▸ Work required: All of the records below should be output exactly.
***** Source material *****
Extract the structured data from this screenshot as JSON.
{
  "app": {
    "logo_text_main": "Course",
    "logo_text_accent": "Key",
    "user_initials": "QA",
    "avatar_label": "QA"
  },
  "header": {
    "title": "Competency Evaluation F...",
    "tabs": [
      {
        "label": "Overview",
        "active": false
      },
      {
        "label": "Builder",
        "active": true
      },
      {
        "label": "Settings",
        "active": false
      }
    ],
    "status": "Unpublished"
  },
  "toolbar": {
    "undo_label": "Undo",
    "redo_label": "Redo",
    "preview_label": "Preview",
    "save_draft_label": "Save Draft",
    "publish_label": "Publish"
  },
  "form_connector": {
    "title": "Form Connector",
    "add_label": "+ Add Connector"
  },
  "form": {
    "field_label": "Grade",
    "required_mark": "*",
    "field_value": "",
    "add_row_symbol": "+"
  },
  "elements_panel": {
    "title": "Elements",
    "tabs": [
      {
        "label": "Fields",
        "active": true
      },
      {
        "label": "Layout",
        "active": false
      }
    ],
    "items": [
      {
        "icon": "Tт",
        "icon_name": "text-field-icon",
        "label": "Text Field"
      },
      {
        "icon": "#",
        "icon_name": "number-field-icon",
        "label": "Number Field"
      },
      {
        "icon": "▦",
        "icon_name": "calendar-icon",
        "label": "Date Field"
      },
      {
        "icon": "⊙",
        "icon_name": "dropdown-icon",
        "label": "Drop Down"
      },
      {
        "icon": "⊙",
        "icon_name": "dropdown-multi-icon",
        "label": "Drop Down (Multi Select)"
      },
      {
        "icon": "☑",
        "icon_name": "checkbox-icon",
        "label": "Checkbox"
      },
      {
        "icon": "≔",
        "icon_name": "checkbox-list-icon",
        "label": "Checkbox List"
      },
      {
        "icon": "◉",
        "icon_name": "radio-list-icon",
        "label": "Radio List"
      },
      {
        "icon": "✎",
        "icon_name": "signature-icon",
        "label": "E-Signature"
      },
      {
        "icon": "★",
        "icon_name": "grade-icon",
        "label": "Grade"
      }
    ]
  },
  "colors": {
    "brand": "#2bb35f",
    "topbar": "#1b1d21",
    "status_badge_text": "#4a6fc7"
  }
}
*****
▸ Response below:
Extract the structured data from this screenshot as JSON.
{
  "app": {
    "logo_text_main": "Course",
    "logo_text_accent": "Key",
    "user_initials": "QA",
    "avatar_label": "QA"
  },
  "header": {
    "title": "Competency Evaluation F...",
    "tabs": [
      {
        "label": "Overview",
        "active": false
      },
      {
        "label": "Builder",
        "active": true
      },
      {
        "label": "Settings",
        "active": false
      }
    ],
    "status": "Unpublished"
  },
  "toolbar": {
    "undo_label": "Undo",
    "redo_label": "Redo",
    "preview_label": "Preview",
    "save_draft_label": "Save Draft",
    "publish_label": "Publish"
  },
  "form_connector": {
    "title": "Form Connector",
    "add_label": "+ Add Connector"
  },
  "form": {
    "field_label": "Grade",
    "required_mark": "*",
    "field_value": "",
    "add_row_symbol": "+"
  },
  "elements_panel": {
    "title": "Elements",
    "tabs": [
      {
        "label": "Fields",
        "active": true
      },
      {
        "label": "Layout",
        "active": false
      }
    ],
    "items": [
      {
        "icon": "Tт",
        "icon_name": "text-field-icon",
        "label": "Text Field"
      },
      {
        "icon": "#",
        "icon_name": "number-field-icon",
        "label": "Number Field"
      },
      {
        "icon": "▦",
        "icon_name": "calendar-icon",
        "label": "Date Field"
      },
      {
        "icon": "⊙",
        "icon_name": "dropdown-icon",
        "label": "Drop Down"
      },
      {
        "icon": "⊙",
        "icon_name": "dropdown-multi-icon",
        "label": "Drop Down (Multi Select)"
      },
      {
        "icon": "☑",
        "icon_name": "checkbox-icon",
        "label": "Checkbox"
      },
      {
        "icon": "≔",
        "icon_name": "checkbox-list-icon",
        "label": "Checkbox List"
      },
      {
        "icon": "◉",
        "icon_name": "radio-list-icon",
        "label": "Radio List"
      },
      {
        "icon": "✎",
        "icon_name": "signature-icon",
        "label": "E-Signature"
      },
      {
        "icon": "★",
        "icon_name": "grade-icon",
        "label": "Grade"
      }
    ]
  },
  "colors": {
    "brand": "#2bb35f",
    "topbar": "#1b1d21",
    "status_badge_text": "#4a6fc7"
  }
}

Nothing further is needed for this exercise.